9 March 2022
by Alex Brinded

Polymer upcycles to structural adhesive

A common household plastic has been transformed into a reusable adhesive by US scientists, who claim it combines strength and ductility producing one of the toughest materials reported.

The new adhesive made from upcycled polymer – a thin square centimetre can hold approximately 135kg © Oak Ridge National Laboratory, U.S. Dept. of Energy

Researchers at the Oak Ridge National Laboratory say the new adhesive can bear heavy loads, endure extreme stress and heat, and reversibly bond to different surfaces, including glass, aluminium and steel.

They note that structural adhesives, such as epoxy, are made for load-bearing applications but lack the toughness to dissipate stress and prevent sudden failure.

‘The challenge has been to add the toughness you get in flexible materials without sacrificing strength. Our approach uses dynamic chemical bonds to develop a novel adhesive with remarkable properties not seen in current materials,’ says research lead Tomonori Saito. The study upcycles a rubbery thermoplastic – polystyrene-b-poly(ethylene-co-butylene)-b-polystyrene (SEBS) – that is easily processed but not suitable for tough adhesion. The team has modified the SEBS structure with dynamic crosslinking so it is more robust and can be reused in alternative applications.

Boronic esters are mixed with the functionalised commodity polymer to crosslink it with silica nanoparticles (SiNP) in a minimum amount of solvent for one to two hours at room temperature.

Normally, crosslinking creates permanent bonds that would prevent the adhesives being reprocessed, but the boronic esters enable ‘dynamic’, or reversible crosslinking, which is key to the new material’s adhesion and ability to be recycled.

‘A fundamental discovery was that the boronic esters on SEBS can rearrange bonds with hydroxyl groups – oxygen and hydrogen – on SiNP to adapt properties for demanding jobs. We also found the formation of similar reversible boronic ester bonds with a variety of surfaces that have the hydroxyl groups,’ says first author of the study, Md Anisur Rahman.

Once applied to a surface, the adhesive then needs to cure at 215°C for one to two hours under minimum pressure. It can be used as both a solid and liquid glue, but it uses a minimum amount of solvent for a liquid glue.

‘The process is similar to commercially available adhesives, but lowering curing temperature, minimising the process time, and reducing the cost are desirable for commercial deployment,’ adds Saito.

A thin square centimetre of the new material can hold approximately 135kg, reports the team, while shear tests used to determine toughness are said to surpass many existing commercial adhesives. For example, a 20wt.% SiNP S-Bpin composite dry adhesive performs as follows at 23°C – 25 ± 0.92MPa with aluminium, 28.54 ± 1.45MPa with steel, and 39.6 ± 3.2MPa with glass.

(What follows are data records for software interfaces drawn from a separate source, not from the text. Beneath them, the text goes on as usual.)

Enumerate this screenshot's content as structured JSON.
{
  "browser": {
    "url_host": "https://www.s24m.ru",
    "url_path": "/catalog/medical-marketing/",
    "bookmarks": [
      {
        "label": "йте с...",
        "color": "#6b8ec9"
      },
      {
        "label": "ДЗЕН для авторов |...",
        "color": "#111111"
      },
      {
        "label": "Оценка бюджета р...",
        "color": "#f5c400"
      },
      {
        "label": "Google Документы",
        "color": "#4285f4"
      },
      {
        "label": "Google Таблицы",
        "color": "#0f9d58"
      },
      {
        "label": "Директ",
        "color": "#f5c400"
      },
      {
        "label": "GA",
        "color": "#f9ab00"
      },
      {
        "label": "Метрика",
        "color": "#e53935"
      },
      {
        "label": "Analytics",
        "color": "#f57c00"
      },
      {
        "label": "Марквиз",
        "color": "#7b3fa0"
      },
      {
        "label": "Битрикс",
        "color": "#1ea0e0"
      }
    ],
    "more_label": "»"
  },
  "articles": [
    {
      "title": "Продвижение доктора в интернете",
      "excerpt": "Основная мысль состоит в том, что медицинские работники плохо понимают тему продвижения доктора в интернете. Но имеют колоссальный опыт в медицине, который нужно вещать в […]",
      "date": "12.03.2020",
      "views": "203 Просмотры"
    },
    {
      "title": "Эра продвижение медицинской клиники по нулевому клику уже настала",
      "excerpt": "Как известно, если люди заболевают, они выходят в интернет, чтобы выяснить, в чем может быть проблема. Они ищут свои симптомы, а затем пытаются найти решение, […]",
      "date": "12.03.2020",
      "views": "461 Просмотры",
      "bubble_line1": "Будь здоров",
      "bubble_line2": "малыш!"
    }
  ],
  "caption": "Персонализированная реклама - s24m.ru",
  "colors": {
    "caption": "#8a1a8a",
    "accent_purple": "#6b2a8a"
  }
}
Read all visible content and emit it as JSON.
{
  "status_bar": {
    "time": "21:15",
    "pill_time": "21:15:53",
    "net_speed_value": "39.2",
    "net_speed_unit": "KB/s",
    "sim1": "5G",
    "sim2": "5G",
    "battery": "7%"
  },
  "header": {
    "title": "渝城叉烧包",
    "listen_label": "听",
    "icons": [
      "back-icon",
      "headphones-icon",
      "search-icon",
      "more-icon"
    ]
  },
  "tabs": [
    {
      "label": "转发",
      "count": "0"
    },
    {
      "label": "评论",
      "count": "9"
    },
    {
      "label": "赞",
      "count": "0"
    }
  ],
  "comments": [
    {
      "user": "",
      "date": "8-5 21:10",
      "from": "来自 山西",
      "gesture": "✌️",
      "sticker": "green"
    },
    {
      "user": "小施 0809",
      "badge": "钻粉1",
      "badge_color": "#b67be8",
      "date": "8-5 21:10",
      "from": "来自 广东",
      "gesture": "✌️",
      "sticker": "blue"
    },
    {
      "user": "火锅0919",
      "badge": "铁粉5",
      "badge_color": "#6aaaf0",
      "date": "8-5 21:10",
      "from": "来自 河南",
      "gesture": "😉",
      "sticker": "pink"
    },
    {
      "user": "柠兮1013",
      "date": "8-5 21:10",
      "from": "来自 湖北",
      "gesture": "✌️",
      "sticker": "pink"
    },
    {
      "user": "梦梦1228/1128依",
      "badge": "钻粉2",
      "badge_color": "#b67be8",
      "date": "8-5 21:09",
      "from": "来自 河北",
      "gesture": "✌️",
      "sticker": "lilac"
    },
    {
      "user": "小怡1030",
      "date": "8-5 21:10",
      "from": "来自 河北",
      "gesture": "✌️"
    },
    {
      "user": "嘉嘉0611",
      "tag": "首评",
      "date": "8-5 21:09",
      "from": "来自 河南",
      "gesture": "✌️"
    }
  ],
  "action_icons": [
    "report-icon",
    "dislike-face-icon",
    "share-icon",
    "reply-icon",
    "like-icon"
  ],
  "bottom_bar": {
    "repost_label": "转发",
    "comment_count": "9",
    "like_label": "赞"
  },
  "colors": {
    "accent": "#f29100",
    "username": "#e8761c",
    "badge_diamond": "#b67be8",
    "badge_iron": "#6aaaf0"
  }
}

The adhesive is reported to be so tough that the glass fractures before debonding. It also displays thermal stability up to about 200°C while still capable of being applied and detached multiple times.

‘By design, this adhesive allows you to make repairs or correct costly mistakes and can be reprocessed for new uses in very challenging applications,’ Saito says, such as aerospace, automotive, or construction.

Even after its adhesive properties are exhausted, it can be repurposed. ‘Due to the presence of dynamic boronic ester bonds, our materials (even after using for adhesives) can be reused/reprocessed into tough thermoplastic materials for different commodity applications, beyond adhesives, including car parts, sports gear, toys, etc.’

In a bid to commercialise the adhesive, the researchers are exploring dynamic crosslinking with other fillers to manufacture tough adhesives for specific surfaces and functions.

‘We are currently working on reducing the curing temperature and to scale up the adhesive materials.’ The other challenge is reducing the cost of the building blocks.

Saito believes that the research has replicable processes that could be exploited in other studies. ‘This result is due to the formation of dynamic chemical bonds between our upcycled polymer and SiNPs as well as various oxide surfaces (aluminium, glass, steel). Our finding of dynamic bond formation with many hydroxyl surfaces can be adopted in many hybrid materials as well as joining types of applications. Material scientists can utilise this strategy in various material systems,’ he says.


Alex Brinded

Staff Writer